> _WHAT THE TASK REQUIRES_:
Whenever a line of the material contains the string "table", it should be copied.

> _DATA SUPPLIED_:

* * * * * * *

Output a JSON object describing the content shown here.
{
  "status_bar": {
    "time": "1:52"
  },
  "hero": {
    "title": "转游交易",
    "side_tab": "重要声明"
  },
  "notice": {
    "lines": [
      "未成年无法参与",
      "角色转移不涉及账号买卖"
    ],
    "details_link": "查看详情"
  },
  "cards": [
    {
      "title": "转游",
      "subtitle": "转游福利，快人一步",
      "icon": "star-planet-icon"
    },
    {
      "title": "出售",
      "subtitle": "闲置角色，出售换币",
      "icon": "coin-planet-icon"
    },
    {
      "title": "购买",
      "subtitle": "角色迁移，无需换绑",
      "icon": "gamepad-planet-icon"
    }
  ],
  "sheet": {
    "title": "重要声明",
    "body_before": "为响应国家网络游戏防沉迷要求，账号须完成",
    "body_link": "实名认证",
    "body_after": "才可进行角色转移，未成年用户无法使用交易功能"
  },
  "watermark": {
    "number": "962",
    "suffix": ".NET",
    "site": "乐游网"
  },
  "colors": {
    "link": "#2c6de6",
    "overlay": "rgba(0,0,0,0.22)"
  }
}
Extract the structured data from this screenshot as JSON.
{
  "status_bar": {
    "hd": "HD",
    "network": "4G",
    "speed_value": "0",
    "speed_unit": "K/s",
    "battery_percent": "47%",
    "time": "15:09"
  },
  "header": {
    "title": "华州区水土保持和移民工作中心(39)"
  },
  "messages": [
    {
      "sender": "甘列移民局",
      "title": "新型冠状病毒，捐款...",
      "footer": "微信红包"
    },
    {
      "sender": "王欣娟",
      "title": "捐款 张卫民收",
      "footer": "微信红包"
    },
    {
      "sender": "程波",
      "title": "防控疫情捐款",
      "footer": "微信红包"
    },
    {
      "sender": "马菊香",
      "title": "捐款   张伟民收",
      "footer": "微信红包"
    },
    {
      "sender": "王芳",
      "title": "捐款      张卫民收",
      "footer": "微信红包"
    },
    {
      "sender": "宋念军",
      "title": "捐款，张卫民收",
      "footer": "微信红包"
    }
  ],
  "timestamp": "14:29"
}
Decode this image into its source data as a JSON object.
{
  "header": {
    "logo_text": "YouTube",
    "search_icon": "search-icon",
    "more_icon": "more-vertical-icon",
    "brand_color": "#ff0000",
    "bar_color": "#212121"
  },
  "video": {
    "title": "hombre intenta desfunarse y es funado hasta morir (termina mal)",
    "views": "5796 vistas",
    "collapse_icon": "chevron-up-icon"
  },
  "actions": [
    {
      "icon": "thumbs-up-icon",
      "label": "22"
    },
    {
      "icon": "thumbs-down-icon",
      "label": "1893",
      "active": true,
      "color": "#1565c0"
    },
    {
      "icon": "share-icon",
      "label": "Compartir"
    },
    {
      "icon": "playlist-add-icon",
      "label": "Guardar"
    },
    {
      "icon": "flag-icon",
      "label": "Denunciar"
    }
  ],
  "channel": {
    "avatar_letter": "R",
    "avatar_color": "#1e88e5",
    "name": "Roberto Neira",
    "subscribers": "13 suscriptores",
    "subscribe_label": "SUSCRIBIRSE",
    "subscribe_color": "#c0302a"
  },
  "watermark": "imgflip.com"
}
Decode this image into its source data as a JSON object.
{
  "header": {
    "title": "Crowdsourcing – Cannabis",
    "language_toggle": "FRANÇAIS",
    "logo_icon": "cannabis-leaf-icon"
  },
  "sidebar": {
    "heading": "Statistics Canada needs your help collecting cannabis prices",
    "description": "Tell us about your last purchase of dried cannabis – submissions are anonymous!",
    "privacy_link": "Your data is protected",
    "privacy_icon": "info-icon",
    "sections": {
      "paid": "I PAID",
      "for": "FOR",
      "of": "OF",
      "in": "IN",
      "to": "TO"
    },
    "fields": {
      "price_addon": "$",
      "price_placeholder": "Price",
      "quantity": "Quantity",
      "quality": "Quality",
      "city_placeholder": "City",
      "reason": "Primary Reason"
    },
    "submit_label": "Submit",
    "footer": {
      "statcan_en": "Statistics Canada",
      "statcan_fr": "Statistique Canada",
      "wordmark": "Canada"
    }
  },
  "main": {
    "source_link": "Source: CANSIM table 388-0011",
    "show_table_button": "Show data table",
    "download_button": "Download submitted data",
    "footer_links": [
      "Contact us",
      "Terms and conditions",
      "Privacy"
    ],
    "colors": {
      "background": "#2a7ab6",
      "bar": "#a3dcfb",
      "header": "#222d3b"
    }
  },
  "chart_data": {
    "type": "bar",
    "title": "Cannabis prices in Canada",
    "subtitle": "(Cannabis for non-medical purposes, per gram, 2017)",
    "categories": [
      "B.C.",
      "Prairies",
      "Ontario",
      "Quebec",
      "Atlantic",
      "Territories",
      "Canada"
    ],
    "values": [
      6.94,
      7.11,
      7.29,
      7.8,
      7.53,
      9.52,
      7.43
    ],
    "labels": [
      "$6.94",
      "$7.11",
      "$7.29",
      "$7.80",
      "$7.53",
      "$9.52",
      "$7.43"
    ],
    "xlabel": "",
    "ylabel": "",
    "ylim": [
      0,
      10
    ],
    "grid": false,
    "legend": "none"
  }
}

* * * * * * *

> _EXERCISE RESPONSE_:
    "source_link": "Source: CANSIM table 388-0011",
    "show_table_button": "Show data table",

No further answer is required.